[Dataset content Boundary: Start]
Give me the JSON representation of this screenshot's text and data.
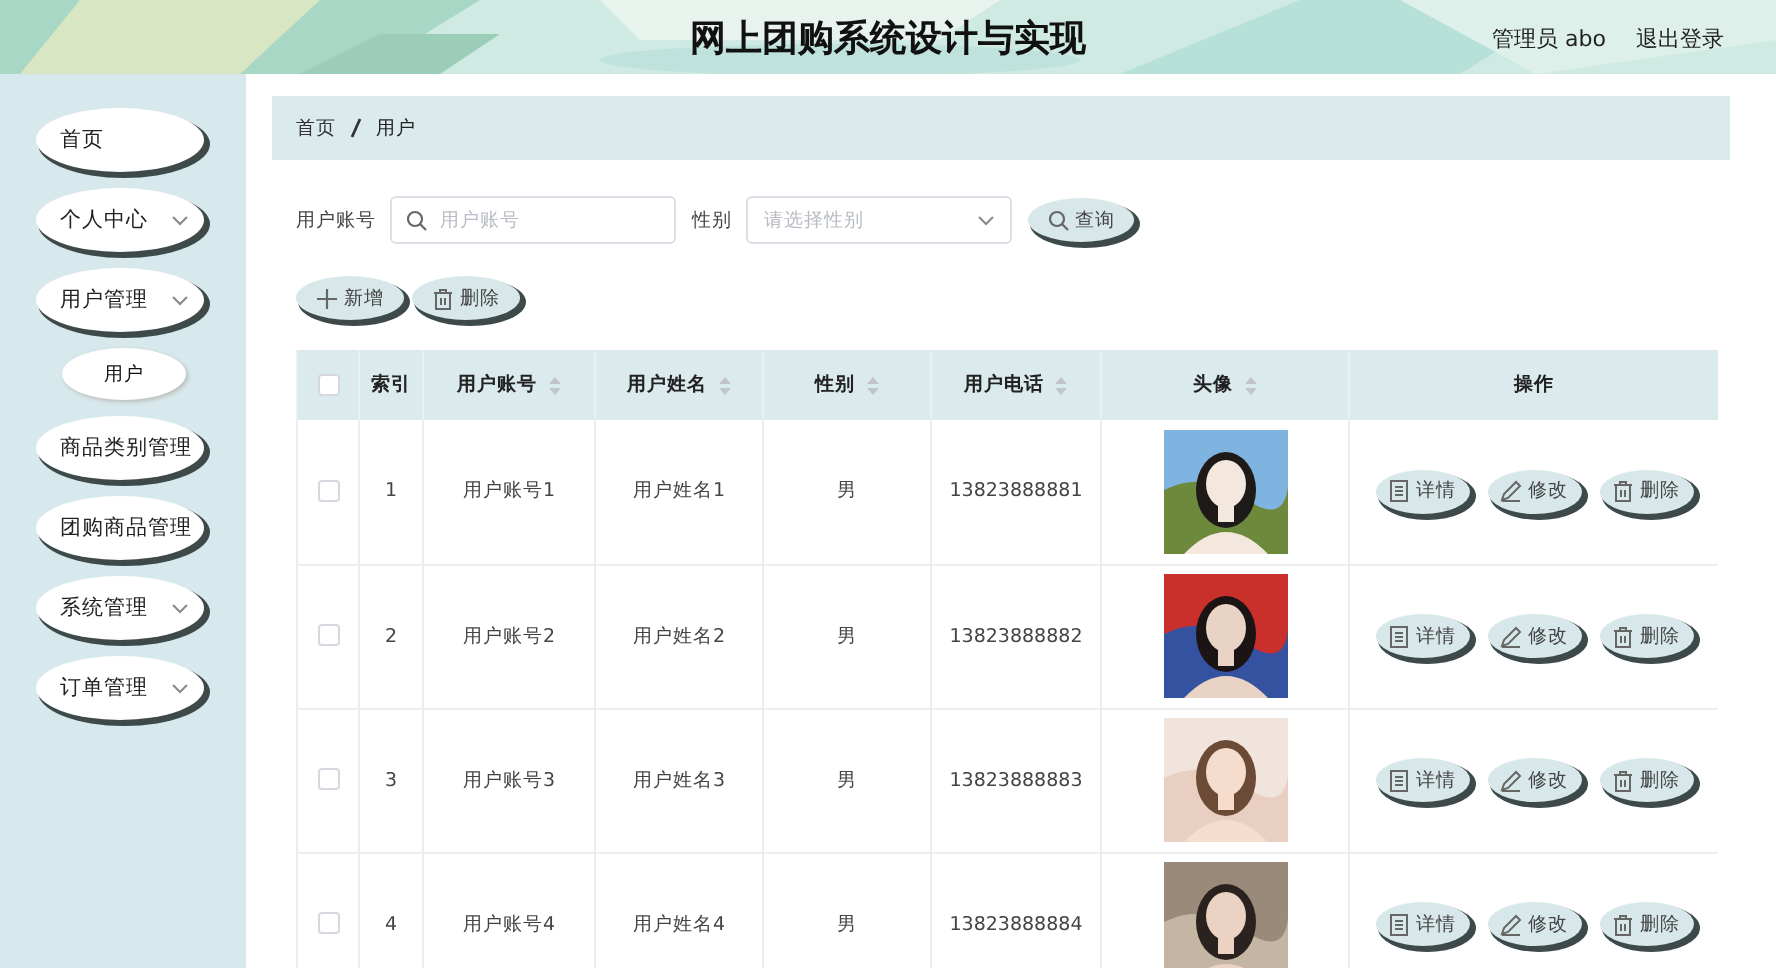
{
  "header": {
    "title": "网上团购系统设计与实现",
    "user": "管理员 abo",
    "logout": "退出登录"
  },
  "sidebar": {
    "items": [
      {
        "label": "首页",
        "expandable": false,
        "selected": false
      },
      {
        "label": "个人中心",
        "expandable": true,
        "selected": false
      },
      {
        "label": "用户管理",
        "expandable": true,
        "selected": false,
        "children": [
          {
            "label": "用户",
            "selected": true
          }
        ]
      },
      {
        "label": "商品类别管理",
        "expandable": false,
        "selected": false
      },
      {
        "label": "团购商品管理",
        "expandable": false,
        "selected": false
      },
      {
        "label": "系统管理",
        "expandable": true,
        "selected": false
      },
      {
        "label": "订单管理",
        "expandable": true,
        "selected": false
      }
    ]
  },
  "breadcrumb": [
    "首页",
    "用户"
  ],
  "search": {
    "fields": [
      {
        "kind": "text",
        "label": "用户账号",
        "placeholder": "用户账号"
      },
      {
        "kind": "select",
        "label": "性别",
        "placeholder": "请选择性别"
      }
    ],
    "button": "查询"
  },
  "actions": [
    {
      "kind": "add",
      "label": "新增"
    },
    {
      "kind": "delete",
      "label": "删除"
    }
  ],
  "table": {
    "columns": [
      {
        "label": "索引",
        "sortable": false
      },
      {
        "label": "用户账号",
        "sortable": true
      },
      {
        "label": "用户姓名",
        "sortable": true
      },
      {
        "label": "性别",
        "sortable": true
      },
      {
        "label": "用户电话",
        "sortable": true
      },
      {
        "label": "头像",
        "sortable": true
      },
      {
        "label": "操作",
        "sortable": false
      }
    ],
    "header_checked": false,
    "rows": [
      {
        "checked": false,
        "cells": [
          "1",
          "用户账号1",
          "用户姓名1",
          "男",
          "13823888881"
        ],
        "avatar": {
          "kind": "picture"
        },
        "actions": [
          {
            "kind": "detail",
            "label": "详情"
          },
          {
            "kind": "edit",
            "label": "修改"
          },
          {
            "kind": "delete",
            "label": "删除"
          }
        ]
      },
      {
        "checked": false,
        "cells": [
          "2",
          "用户账号2",
          "用户姓名2",
          "男",
          "13823888882"
        ],
        "avatar": {
          "kind": "picture"
        },
        "actions": [
          {
            "kind": "detail",
            "label": "详情"
          },
          {
            "kind": "edit",
            "label": "修改"
          },
          {
            "kind": "delete",
            "label": "删除"
          }
        ]
      },
      {
        "checked": false,
        "cells": [
          "3",
          "用户账号3",
          "用户姓名3",
          "男",
          "13823888883"
        ],
        "avatar": {
          "kind": "picture"
        },
        "actions": [
          {
            "kind": "detail",
            "label": "详情"
          },
          {
            "kind": "edit",
            "label": "修改"
          },
          {
            "kind": "delete",
            "label": "删除"
          }
        ]
      },
      {
        "checked": false,
        "cells": [
          "4",
          "用户账号4",
          "用户姓名4",
          "男",
          "13823888884"
        ],
        "avatar": {
          "kind": "picture"
        },
        "actions": [
          {
            "kind": "detail",
            "label": "详情"
          },
          {
            "kind": "edit",
            "label": "修改"
          },
          {
            "kind": "delete",
            "label": "删除"
          }
        ]
      }
    ]
  }
}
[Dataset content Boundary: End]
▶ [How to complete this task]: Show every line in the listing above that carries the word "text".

▶ [Task output]:
Give me the JSON representation of this screenshot's text and data.
        "kind": "text",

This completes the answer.